● **ENTRIES PROVIDED**:

######

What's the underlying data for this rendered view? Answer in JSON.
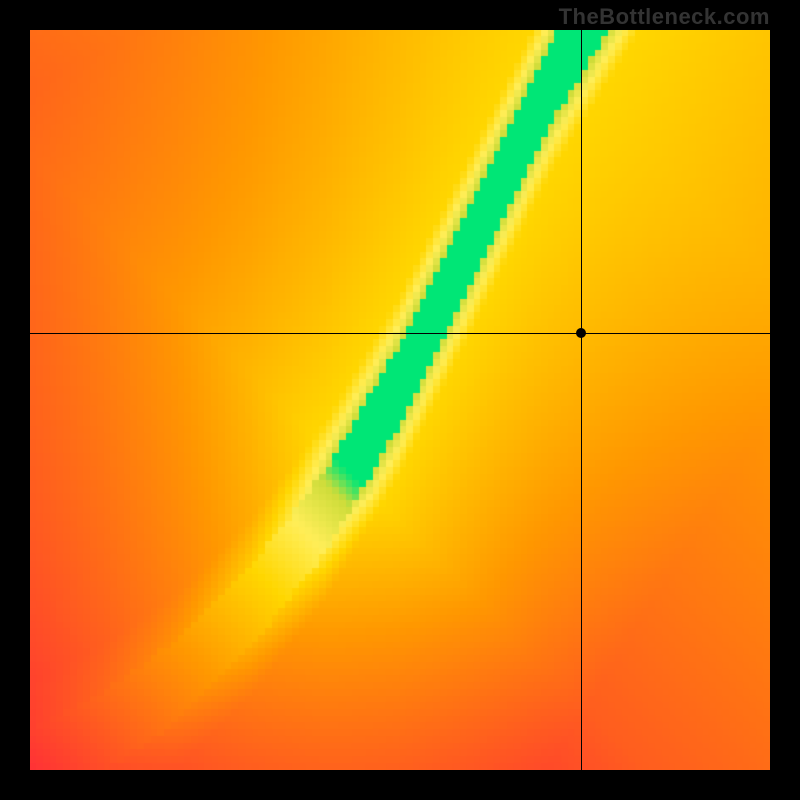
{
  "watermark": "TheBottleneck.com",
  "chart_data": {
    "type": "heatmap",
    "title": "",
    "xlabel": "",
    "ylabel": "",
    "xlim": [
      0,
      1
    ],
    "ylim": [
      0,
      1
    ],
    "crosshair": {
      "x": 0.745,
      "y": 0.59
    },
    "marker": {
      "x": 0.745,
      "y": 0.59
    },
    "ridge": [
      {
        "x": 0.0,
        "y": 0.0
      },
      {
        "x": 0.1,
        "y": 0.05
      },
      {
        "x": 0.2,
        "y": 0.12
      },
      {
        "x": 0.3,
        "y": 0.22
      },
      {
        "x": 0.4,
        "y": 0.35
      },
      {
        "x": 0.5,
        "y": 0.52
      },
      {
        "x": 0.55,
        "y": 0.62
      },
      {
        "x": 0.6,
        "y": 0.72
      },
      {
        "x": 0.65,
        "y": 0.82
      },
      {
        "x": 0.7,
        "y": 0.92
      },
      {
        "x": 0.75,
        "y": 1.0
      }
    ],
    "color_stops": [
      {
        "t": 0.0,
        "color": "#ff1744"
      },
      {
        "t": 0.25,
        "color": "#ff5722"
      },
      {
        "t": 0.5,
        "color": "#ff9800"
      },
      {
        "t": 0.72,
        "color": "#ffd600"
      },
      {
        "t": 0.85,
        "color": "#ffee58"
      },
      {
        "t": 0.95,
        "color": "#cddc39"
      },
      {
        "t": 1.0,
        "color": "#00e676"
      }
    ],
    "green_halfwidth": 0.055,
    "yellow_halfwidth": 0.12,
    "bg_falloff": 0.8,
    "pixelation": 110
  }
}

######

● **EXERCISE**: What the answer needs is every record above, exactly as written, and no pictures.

● **WRITTEN SOLUTION**:
What's the underlying data for this rendered view? Answer in JSON.
{
  "watermark": "TheBottleneck.com",
  "chart_data": {
    "type": "heatmap",
    "title": "",
    "xlabel": "",
    "ylabel": "",
    "xlim": [
      0,
      1
    ],
    "ylim": [
      0,
      1
    ],
    "crosshair": {
      "x": 0.745,
      "y": 0.59
    },
    "marker": {
      "x": 0.745,
      "y": 0.59
    },
    "ridge": [
      {
        "x": 0.0,
        "y": 0.0
      },
      {
        "x": 0.1,
        "y": 0.05
      },
      {
        "x": 0.2,
        "y": 0.12
      },
      {
        "x": 0.3,
        "y": 0.22
      },
      {
        "x": 0.4,
        "y": 0.35
      },
      {
        "x": 0.5,
        "y": 0.52
      },
      {
        "x": 0.55,
        "y": 0.62
      },
      {
        "x": 0.6,
        "y": 0.72
      },
      {
        "x": 0.65,
        "y": 0.82
      },
      {
        "x": 0.7,
        "y": 0.92
      },
      {
        "x": 0.75,
        "y": 1.0
      }
    ],
    "color_stops": [
      {
        "t": 0.0,
        "color": "#ff1744"
      },
      {
        "t": 0.25,
        "color": "#ff5722"
      },
      {
        "t": 0.5,
        "color": "#ff9800"
      },
      {
        "t": 0.72,
        "color": "#ffd600"
      },
      {
        "t": 0.85,
        "color": "#ffee58"
      },
      {
        "t": 0.95,
        "color": "#cddc39"
      },
      {
        "t": 1.0,
        "color": "#00e676"
      }
    ],
    "green_halfwidth": 0.055,
    "yellow_halfwidth": 0.12,
    "bg_falloff": 0.8,
    "pixelation": 110
  }
}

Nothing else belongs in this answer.